• [REQUIRED ACTION]: Only an exact copy of the entries, stripped of pictures, will serve as the answer.

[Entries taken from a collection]
┄┄┄┄┄┄┄┄┄┄

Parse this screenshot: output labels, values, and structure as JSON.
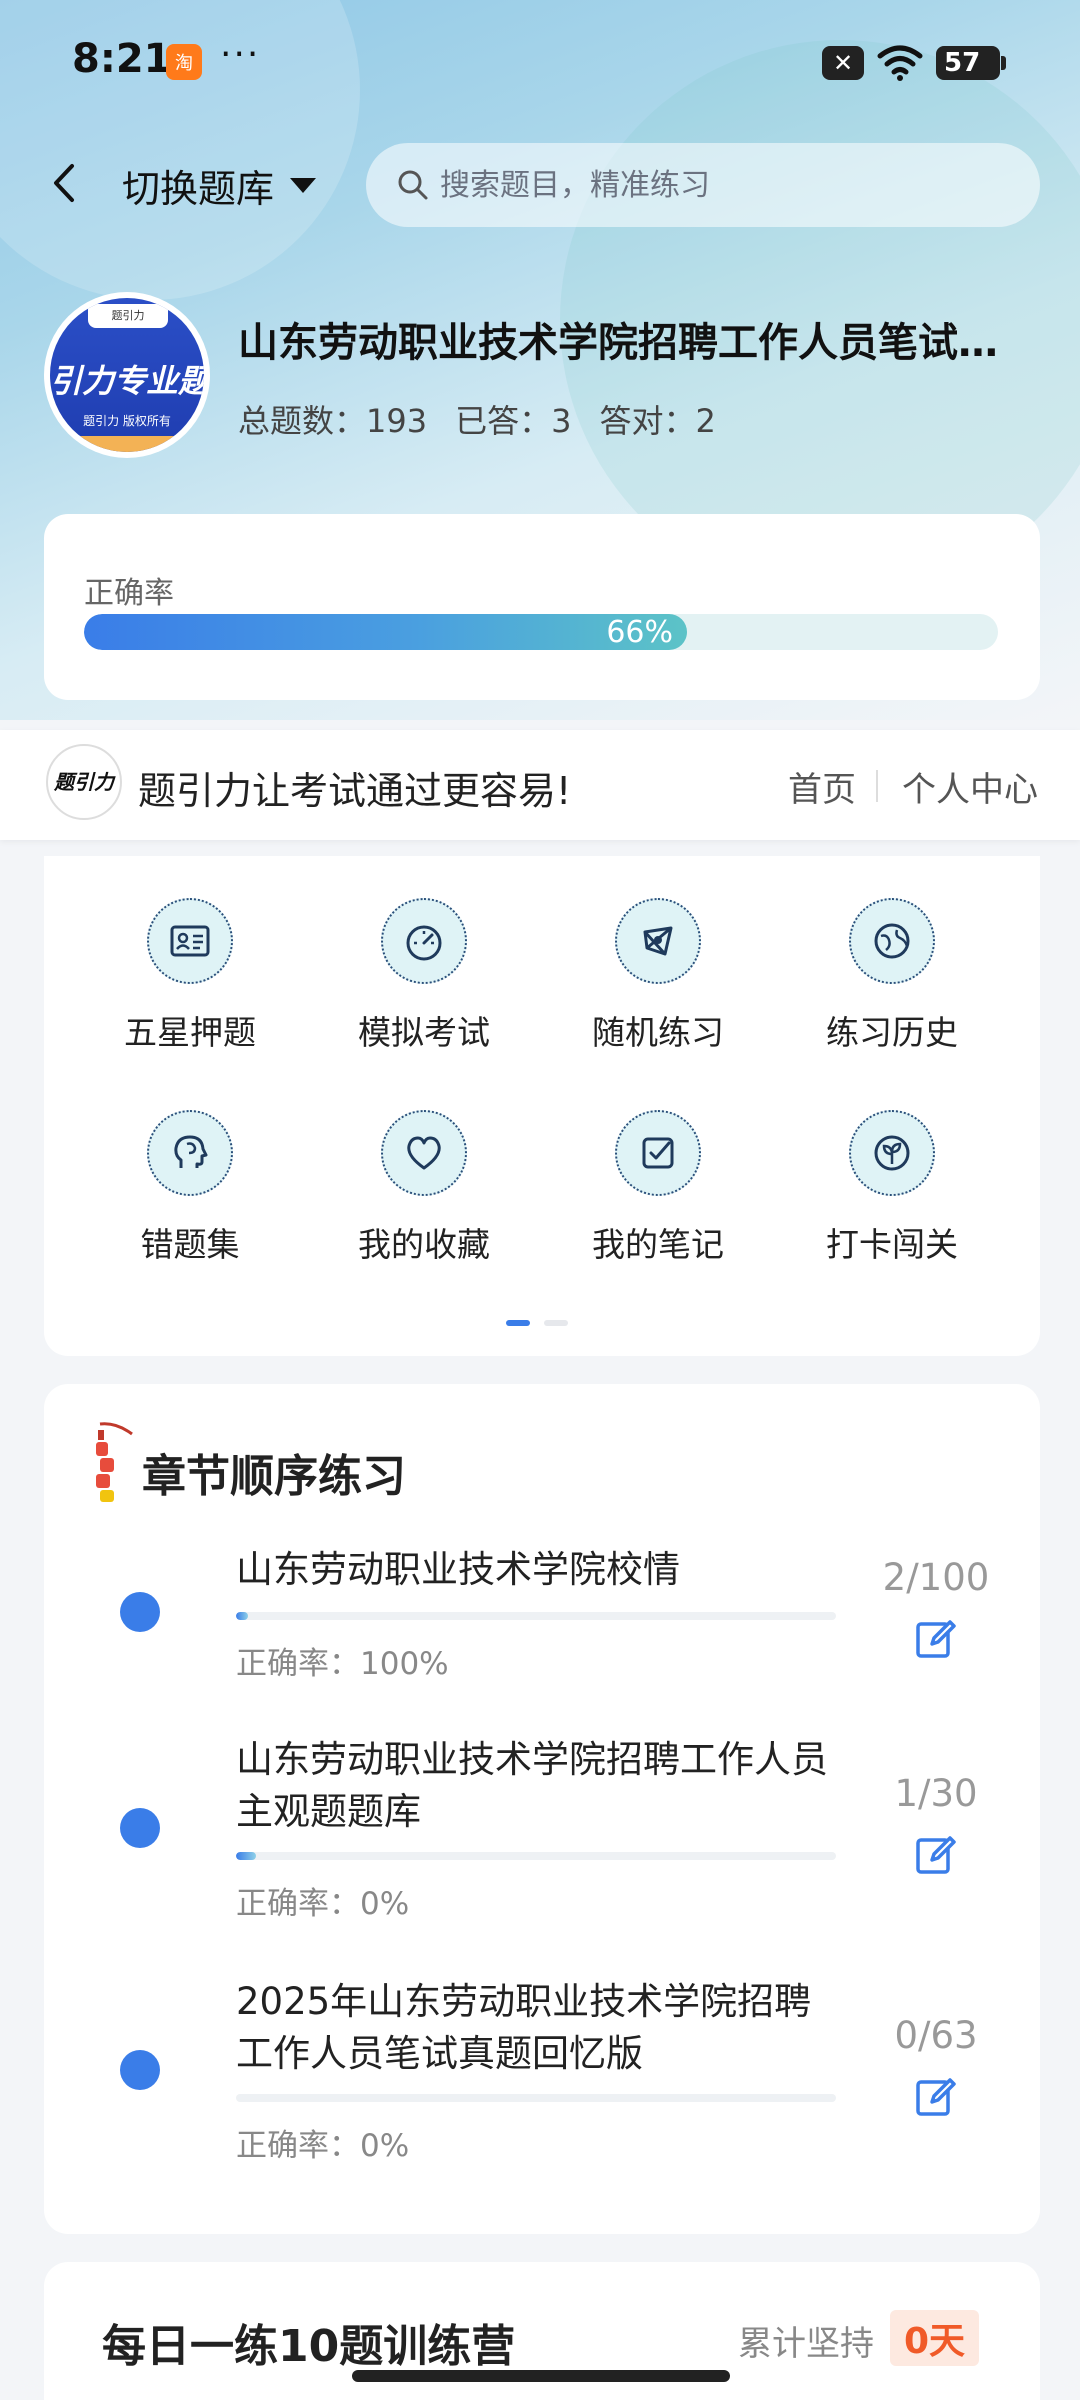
{
  "status_bar": {
    "time": "8:21",
    "app_badge": "淘",
    "more": "···",
    "battery": "57",
    "x_badge": "✕"
  },
  "nav": {
    "back_icon": "chevron-left-icon",
    "bank_switch_label": "切换题库",
    "search_placeholder": "搜索题目，精准练习"
  },
  "book": {
    "cover_text": "引力专业题",
    "cover_tab": "题引力",
    "cover_small": "题引力 版权所有",
    "title": "山东劳动职业技术学院招聘工作人员笔试题库",
    "stats": [
      {
        "label": "总题数：",
        "value": "193"
      },
      {
        "label": "已答：",
        "value": "3"
      },
      {
        "label": "答对：",
        "value": "2"
      }
    ]
  },
  "accuracy": {
    "label": "正确率",
    "value_text": "66%",
    "fraction": 0.66
  },
  "slogan": {
    "logo_text": "题引力",
    "text": "题引力让考试通过更容易!",
    "home_link": "首页",
    "profile_link": "个人中心"
  },
  "features": [
    {
      "label": "五星押题",
      "icon": "id-card-icon"
    },
    {
      "label": "模拟考试",
      "icon": "speedometer-icon"
    },
    {
      "label": "随机练习",
      "icon": "network-icon"
    },
    {
      "label": "练习历史",
      "icon": "globe-icon"
    },
    {
      "label": "错题集",
      "icon": "head-icon"
    },
    {
      "label": "我的收藏",
      "icon": "heart-icon"
    },
    {
      "label": "我的笔记",
      "icon": "checkbox-icon"
    },
    {
      "label": "打卡闯关",
      "icon": "leaf-icon"
    }
  ],
  "chapters": {
    "title": "章节顺序练习",
    "items": [
      {
        "name": "山东劳动职业技术学院校情",
        "accuracy": "正确率：100%",
        "count": "2/100",
        "progress": 0.02
      },
      {
        "name": "山东劳动职业技术学院招聘工作人员 主观题题库",
        "accuracy": "正确率：0%",
        "count": "1/30",
        "progress": 0.033
      },
      {
        "name": "2025年山东劳动职业技术学院招聘工作人员笔试真题回忆版",
        "accuracy": "正确率：0%",
        "count": "0/63",
        "progress": 0
      }
    ]
  },
  "camp": {
    "title": "每日一练10题训练营",
    "keep_label": "累计坚持",
    "days": "0天"
  },
  "colors": {
    "accent": "#3a7de8",
    "teal": "#5cc3c7",
    "days_badge": "#f05a28"
  }
}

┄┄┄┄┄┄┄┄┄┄

• [RESPONSE AREA]:
Parse this screenshot: output labels, values, and structure as JSON.
{
  "status_bar": {
    "time": "8:21",
    "app_badge": "淘",
    "more": "···",
    "battery": "57",
    "x_badge": "✕"
  },
  "nav": {
    "back_icon": "chevron-left-icon",
    "bank_switch_label": "切换题库",
    "search_placeholder": "搜索题目，精准练习"
  },
  "book": {
    "cover_text": "引力专业题",
    "cover_tab": "题引力",
    "cover_small": "题引力 版权所有",
    "title": "山东劳动职业技术学院招聘工作人员笔试题库",
    "stats": [
      {
        "label": "总题数：",
        "value": "193"
      },
      {
        "label": "已答：",
        "value": "3"
      },
      {
        "label": "答对：",
        "value": "2"
      }
    ]
  },
  "accuracy": {
    "label": "正确率",
    "value_text": "66%",
    "fraction": 0.66
  },
  "slogan": {
    "logo_text": "题引力",
    "text": "题引力让考试通过更容易!",
    "home_link": "首页",
    "profile_link": "个人中心"
  },
  "features": [
    {
      "label": "五星押题",
      "icon": "id-card-icon"
    },
    {
      "label": "模拟考试",
      "icon": "speedometer-icon"
    },
    {
      "label": "随机练习",
      "icon": "network-icon"
    },
    {
      "label": "练习历史",
      "icon": "globe-icon"
    },
    {
      "label": "错题集",
      "icon": "head-icon"
    },
    {
      "label": "我的收藏",
      "icon": "heart-icon"
    },
    {
      "label": "我的笔记",
      "icon": "checkbox-icon"
    },
    {
      "label": "打卡闯关",
      "icon": "leaf-icon"
    }
  ],
  "chapters": {
    "title": "章节顺序练习",
    "items": [
      {
        "name": "山东劳动职业技术学院校情",
        "accuracy": "正确率：100%",
        "count": "2/100",
        "progress": 0.02
      },
      {
        "name": "山东劳动职业技术学院招聘工作人员 主观题题库",
        "accuracy": "正确率：0%",
        "count": "1/30",
        "progress": 0.033
      },
      {
        "name": "2025年山东劳动职业技术学院招聘工作人员笔试真题回忆版",
        "accuracy": "正确率：0%",
        "count": "0/63",
        "progress": 0
      }
    ]
  },
  "camp": {
    "title": "每日一练10题训练营",
    "keep_label": "累计坚持",
    "days": "0天"
  },
  "colors": {
    "accent": "#3a7de8",
    "teal": "#5cc3c7",
    "days_badge": "#f05a28"
  }
}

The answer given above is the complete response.